**Problem**
For the word "home", determine how many lines of the entries below contain it, and give only that number.

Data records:
*** Block opens ***

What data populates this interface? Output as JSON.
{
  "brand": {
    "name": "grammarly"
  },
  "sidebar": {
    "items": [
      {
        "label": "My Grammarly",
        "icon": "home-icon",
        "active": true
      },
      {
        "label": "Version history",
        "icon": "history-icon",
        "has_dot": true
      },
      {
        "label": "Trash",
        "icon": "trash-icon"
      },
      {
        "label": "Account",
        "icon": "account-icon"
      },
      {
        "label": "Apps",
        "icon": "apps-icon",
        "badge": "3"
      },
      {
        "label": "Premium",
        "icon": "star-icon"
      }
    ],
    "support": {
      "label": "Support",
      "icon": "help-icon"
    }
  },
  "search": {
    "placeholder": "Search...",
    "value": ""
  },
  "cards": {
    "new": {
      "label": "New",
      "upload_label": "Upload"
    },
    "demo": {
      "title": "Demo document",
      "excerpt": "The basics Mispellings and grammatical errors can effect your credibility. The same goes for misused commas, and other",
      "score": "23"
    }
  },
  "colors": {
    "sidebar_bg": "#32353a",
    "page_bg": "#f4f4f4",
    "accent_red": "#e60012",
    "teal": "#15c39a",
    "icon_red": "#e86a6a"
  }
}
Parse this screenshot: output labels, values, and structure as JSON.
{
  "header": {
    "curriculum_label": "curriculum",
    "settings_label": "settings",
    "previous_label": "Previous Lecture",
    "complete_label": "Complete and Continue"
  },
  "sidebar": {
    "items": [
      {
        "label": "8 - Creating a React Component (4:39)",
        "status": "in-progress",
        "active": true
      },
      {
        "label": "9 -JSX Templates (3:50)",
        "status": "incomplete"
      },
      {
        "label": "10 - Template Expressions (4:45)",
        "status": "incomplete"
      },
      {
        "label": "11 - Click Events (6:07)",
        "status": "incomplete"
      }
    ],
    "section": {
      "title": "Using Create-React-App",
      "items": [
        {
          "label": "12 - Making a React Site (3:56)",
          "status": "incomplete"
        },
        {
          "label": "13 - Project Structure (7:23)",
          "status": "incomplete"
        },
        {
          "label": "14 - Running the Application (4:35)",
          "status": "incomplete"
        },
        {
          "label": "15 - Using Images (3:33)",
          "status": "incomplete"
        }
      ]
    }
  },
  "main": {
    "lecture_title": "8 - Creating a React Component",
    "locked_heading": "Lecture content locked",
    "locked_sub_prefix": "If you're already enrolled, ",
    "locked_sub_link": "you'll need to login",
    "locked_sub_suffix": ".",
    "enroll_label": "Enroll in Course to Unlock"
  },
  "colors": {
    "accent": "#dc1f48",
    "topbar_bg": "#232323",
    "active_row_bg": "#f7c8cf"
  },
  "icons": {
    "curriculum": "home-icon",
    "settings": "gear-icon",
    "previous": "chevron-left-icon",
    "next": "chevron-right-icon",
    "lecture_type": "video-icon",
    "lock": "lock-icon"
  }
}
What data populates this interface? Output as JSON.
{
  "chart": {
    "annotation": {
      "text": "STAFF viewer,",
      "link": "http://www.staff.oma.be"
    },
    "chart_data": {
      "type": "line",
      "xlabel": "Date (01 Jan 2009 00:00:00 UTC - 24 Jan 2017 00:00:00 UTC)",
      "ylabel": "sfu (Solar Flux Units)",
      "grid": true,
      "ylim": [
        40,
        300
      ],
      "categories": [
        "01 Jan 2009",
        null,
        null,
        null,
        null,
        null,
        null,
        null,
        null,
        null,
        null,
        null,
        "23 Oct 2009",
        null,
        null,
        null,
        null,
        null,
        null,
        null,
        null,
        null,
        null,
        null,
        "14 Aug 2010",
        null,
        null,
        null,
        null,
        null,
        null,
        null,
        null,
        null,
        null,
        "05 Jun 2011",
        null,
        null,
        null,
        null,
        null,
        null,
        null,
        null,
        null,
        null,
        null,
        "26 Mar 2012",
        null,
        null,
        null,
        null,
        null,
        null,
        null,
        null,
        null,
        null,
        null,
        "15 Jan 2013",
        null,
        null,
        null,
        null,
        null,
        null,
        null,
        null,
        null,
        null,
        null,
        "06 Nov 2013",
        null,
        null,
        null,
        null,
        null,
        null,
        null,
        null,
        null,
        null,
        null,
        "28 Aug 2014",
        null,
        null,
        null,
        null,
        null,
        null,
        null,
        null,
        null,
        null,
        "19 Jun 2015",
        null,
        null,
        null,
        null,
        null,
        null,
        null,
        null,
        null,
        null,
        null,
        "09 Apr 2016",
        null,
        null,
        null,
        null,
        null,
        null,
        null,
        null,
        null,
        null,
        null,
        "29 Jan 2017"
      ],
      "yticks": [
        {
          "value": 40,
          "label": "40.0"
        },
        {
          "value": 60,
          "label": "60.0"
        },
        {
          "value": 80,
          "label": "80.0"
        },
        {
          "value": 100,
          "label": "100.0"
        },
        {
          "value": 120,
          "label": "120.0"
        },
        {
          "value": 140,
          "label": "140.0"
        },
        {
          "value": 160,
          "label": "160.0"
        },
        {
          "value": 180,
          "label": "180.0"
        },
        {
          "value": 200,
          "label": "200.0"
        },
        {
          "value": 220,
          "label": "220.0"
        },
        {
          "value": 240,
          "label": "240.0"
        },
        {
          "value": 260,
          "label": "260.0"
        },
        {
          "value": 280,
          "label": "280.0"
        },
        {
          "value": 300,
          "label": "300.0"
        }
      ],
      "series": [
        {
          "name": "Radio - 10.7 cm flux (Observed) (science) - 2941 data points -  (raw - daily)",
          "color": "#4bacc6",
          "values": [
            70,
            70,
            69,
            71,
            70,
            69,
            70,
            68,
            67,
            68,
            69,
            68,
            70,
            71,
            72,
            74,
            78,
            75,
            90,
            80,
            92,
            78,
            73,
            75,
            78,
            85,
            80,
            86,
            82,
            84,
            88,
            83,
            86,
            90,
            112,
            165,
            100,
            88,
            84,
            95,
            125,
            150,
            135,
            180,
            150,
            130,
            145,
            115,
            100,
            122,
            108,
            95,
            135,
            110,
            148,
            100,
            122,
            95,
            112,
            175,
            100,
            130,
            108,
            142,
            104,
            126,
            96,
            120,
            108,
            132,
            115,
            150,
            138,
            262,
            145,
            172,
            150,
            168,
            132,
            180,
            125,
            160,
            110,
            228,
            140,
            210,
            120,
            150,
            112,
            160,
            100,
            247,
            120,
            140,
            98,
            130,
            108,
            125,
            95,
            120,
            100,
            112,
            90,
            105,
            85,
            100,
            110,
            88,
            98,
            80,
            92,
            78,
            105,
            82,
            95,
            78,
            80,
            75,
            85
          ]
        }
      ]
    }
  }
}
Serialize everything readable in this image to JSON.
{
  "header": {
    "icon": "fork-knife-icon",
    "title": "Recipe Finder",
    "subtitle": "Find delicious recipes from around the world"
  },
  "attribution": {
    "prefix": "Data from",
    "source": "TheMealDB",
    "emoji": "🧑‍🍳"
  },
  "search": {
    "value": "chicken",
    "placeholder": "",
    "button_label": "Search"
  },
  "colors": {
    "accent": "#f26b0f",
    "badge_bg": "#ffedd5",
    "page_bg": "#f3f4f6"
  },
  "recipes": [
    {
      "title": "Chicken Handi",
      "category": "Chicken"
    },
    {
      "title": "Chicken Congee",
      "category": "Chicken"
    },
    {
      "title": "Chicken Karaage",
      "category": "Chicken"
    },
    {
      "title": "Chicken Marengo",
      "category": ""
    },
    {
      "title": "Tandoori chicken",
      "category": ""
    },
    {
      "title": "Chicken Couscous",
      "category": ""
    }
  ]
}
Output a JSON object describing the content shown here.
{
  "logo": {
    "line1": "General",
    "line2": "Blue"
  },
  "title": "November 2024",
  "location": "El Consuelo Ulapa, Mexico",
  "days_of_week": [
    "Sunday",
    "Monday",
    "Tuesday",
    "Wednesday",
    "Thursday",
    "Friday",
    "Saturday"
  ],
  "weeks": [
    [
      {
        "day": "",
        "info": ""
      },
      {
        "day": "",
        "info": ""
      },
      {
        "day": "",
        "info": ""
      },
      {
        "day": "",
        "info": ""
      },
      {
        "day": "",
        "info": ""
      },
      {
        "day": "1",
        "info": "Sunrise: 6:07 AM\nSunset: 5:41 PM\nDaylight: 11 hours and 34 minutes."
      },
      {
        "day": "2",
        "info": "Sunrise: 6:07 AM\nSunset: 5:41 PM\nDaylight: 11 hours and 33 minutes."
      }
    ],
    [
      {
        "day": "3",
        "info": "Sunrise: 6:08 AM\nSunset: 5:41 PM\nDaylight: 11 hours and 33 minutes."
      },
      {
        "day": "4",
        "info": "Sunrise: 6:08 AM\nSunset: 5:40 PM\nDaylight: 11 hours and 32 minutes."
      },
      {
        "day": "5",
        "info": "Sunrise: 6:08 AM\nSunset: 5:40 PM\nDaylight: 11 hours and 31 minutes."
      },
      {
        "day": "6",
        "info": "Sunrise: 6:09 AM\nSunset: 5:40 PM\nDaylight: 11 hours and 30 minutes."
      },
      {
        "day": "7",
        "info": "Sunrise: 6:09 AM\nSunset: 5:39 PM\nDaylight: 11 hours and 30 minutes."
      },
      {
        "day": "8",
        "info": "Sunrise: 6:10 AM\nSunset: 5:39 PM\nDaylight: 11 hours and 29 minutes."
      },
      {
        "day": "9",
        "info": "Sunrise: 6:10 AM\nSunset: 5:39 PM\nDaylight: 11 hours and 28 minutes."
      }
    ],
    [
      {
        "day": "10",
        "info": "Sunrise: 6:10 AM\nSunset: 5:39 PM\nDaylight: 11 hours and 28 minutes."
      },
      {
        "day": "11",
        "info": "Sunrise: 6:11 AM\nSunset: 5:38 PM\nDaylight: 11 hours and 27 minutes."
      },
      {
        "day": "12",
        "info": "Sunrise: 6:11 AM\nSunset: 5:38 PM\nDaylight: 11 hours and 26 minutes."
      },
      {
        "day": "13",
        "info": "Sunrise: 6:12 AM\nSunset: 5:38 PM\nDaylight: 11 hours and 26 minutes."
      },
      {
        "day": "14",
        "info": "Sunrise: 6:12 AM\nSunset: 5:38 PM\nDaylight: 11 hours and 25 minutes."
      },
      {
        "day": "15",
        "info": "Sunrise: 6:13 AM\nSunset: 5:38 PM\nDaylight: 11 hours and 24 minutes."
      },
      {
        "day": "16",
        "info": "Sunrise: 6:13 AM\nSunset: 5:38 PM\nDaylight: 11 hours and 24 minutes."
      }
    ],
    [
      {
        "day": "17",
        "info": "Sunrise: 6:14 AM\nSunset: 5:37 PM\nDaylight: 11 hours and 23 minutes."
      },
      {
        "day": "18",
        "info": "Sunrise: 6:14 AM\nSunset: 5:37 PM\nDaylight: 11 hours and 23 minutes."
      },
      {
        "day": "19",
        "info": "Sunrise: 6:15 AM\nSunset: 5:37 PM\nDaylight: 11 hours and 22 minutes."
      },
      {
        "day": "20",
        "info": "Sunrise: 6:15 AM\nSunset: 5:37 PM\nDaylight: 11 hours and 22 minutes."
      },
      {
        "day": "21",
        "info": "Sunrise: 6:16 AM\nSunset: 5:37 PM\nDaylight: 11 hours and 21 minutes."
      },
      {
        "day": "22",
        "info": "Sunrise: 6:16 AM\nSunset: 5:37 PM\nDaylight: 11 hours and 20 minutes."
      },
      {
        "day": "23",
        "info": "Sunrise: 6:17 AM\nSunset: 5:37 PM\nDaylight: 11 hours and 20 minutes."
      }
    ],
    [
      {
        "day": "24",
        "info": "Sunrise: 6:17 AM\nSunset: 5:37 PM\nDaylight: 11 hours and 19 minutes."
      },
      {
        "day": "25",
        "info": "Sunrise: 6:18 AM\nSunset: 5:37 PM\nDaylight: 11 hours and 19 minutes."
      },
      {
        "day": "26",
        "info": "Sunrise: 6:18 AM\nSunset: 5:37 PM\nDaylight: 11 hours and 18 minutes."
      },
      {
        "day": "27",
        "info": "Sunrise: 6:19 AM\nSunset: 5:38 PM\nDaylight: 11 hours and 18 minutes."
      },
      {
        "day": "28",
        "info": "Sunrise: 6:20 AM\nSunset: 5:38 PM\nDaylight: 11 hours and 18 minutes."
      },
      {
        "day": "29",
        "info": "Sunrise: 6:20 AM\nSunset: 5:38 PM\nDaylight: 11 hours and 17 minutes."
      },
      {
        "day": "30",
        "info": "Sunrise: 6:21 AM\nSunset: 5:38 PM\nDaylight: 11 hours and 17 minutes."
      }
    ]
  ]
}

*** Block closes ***

**Reply**
2